As Magneto has proven again and again over the course of countless X-Men comics and movies, having the power to control metal not only makes you awesome, it also makes you nearly invincible. Unless, that is, you happen to find yourself in a prison cell composed of and surrounded by nothing but plastic, as Magneto does at the beginning of 2003’s X2. What good is being a giant human magnet without even the tiniest bit of metal to exert control over? Turns out the tiniest bit of metal is all that’s needed to restore Magneto to full, ass-kicking power: After his cohort Mystique injects a guard with some scary-looking metallic goo, Magneto relieves the poor sap of “too much iron in the blood,” arming himself with three small metal balls that may not look like much, but in the right, magnetic hands, prove to be the ultimate escape tool.

9. Escape certain death… for now: Toy Story 3
When the gang from Andy’s bedroom find themselves in an even more perilous situation following their escape from Sunnyside Daycare in Toy Story 3, for a moment, it looks like their salvation will come from above, in the form of a giant magnet. But after escaping the city dump’s Conveyor Belt Of Death, the toys realize it’s out of the pile of discarded frying pans and into the fire, where not even the awesome power of magnets can save them from being melted down alongside the very metallic objects that pulled them to safety. Luckily, the one force on earth more powerful than magnets—friendship—is there to save them at the very last moment, with an assist from The Claw.

10. Achieve vaguely defined space arousal: Marvin Gaye, “Funky Space Reincarnation”
Noted for documenting the dissolution of Marvin Gaye’s first marriage in starkly personal—and deeply funky—terms, the Motown icon’s 1978 LP Here, My Dear also finds him momentarily dipping a toe into the Afro-futurism of Parliament-Funkadelic. Unlike the kaleidoscopic universe populated by Starchild, Dr. Funkenstein, and Sir Nose D’Voidoffunk, however, the intergalactic get-down imagined by Gaye in “Funky Space Reincarnation” largely exists for the singer to imagine a zero-gravity rendezvous with a former lover. It’s apparent from the first verse’s apropos-of-nothing Star Wars allusion that Gaye isn’t invested in crafting a deeply involved mythos for “Funky Space Reincarnation”—a point driven home by the singer’s later suggestion that he and his paramour “magnetize,” because “magnets make your love rise.” It’s less a speculation into the future of fucking and more of a pseudoscientific double entendre—but so what? Marvin Gaye slipped an eight-minute ode to knocking boots in space onto the fourth side of soul’s greatest divorce record, a move that nullifies the fact that he didn’t do his due diligence on magnets.

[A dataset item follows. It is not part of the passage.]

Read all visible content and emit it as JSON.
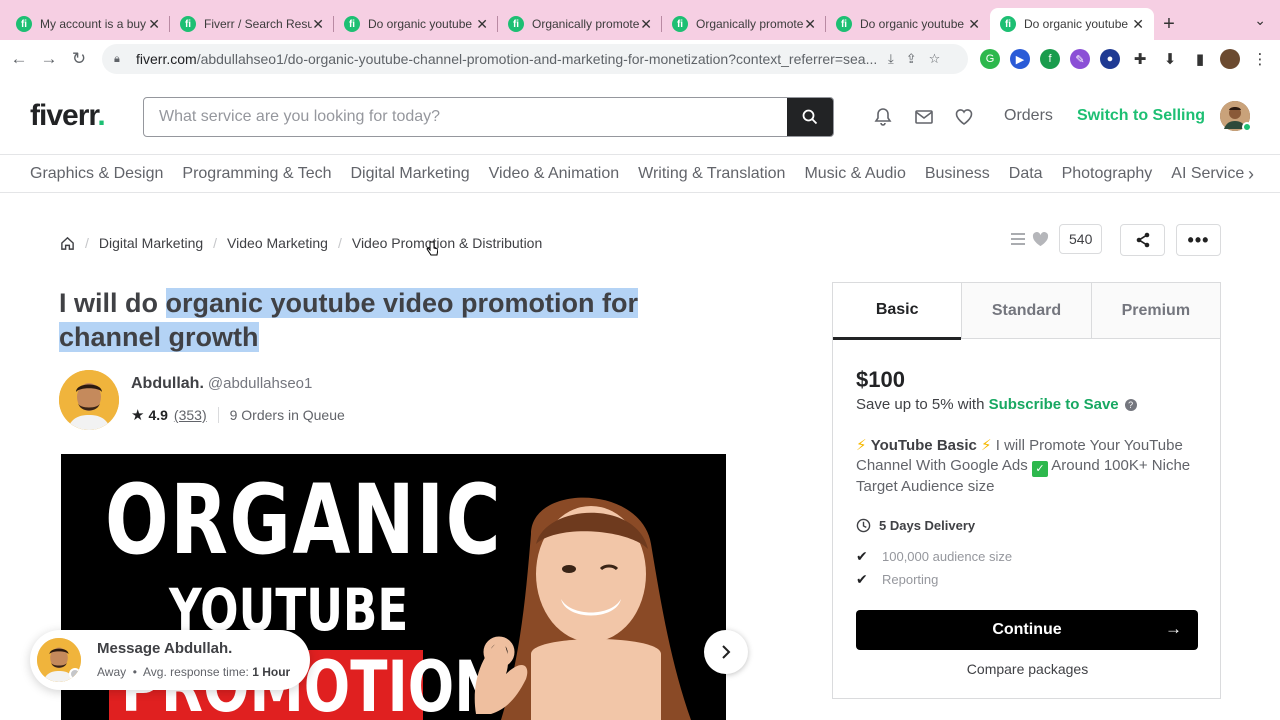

11. Inspire scientific curiosity: Insane Clown Posse, “Miracles”
The spin of unpaired electrons causes the alignment of a material’s atoms into microscopic regions known as magnetic domains, which, with their own north and south poles pointing in the same direction, create a magnetic field. When the lines of a magnetic field move north to south, it will attract materials whose magnetic field lines move south to north; in turn, it will repel materials whose lines are moving in an identical direction. And that, Shaggy 2 Dope, is how fucking magnets work—more or less.